*Data*
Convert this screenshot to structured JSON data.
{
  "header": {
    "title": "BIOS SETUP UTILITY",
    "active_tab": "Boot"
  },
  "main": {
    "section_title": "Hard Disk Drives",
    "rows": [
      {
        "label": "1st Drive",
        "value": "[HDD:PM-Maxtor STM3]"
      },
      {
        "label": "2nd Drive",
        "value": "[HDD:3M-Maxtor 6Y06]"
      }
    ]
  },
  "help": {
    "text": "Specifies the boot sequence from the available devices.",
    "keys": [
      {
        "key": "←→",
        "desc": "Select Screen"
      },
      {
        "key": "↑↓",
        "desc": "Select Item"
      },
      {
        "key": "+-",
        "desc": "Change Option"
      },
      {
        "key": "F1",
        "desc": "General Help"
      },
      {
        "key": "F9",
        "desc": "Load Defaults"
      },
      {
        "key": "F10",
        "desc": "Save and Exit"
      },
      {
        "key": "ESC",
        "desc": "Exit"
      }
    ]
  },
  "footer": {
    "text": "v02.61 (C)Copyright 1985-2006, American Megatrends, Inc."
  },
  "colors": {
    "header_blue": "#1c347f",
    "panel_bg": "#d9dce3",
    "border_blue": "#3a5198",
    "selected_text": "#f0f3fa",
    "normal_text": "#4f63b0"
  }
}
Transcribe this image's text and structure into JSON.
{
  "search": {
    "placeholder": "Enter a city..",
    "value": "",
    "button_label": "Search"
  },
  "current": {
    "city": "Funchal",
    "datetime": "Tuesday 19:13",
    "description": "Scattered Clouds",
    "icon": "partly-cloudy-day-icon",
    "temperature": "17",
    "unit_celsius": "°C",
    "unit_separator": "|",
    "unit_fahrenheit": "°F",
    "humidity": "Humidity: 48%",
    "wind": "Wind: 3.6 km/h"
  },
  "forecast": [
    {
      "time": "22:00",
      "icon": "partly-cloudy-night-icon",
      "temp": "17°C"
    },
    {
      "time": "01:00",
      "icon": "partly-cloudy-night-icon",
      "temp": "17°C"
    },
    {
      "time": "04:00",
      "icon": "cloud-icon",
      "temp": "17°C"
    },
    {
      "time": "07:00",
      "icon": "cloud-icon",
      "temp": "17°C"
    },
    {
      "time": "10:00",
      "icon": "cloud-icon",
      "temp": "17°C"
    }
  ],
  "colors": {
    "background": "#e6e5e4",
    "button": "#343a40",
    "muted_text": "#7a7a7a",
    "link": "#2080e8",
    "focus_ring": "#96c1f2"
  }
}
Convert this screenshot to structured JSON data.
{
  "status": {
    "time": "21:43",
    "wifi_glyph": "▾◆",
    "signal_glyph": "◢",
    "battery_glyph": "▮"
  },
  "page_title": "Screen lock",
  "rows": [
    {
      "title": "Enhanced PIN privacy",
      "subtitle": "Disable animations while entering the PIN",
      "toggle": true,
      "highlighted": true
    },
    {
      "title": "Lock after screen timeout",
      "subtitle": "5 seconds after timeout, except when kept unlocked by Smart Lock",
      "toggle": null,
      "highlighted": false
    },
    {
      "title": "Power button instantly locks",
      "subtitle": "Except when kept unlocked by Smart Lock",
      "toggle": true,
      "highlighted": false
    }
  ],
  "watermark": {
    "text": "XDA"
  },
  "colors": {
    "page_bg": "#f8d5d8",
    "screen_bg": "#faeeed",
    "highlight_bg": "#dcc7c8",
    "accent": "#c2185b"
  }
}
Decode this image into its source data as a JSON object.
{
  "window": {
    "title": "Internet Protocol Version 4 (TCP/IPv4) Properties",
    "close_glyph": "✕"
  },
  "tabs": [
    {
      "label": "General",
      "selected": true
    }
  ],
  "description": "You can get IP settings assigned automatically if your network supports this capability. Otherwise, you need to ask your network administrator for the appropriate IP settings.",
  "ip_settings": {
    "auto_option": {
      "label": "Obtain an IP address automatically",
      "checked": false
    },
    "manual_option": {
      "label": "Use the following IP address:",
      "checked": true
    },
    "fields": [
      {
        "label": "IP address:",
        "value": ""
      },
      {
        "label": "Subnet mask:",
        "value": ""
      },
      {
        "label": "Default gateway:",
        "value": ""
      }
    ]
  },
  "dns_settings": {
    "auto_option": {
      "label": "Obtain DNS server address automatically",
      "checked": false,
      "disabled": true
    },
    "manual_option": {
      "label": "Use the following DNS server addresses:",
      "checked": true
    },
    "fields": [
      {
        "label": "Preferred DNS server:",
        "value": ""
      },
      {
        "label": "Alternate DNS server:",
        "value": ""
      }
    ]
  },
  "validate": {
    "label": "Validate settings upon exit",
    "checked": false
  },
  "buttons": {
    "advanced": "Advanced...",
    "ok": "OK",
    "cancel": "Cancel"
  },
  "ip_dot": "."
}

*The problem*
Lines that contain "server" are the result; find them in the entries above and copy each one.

*Exercise result*
      "label": "Obtain DNS server address automatically",
      "label": "Use the following DNS server addresses:",
        "label": "Preferred DNS server:",
        "label": "Alternate DNS server:",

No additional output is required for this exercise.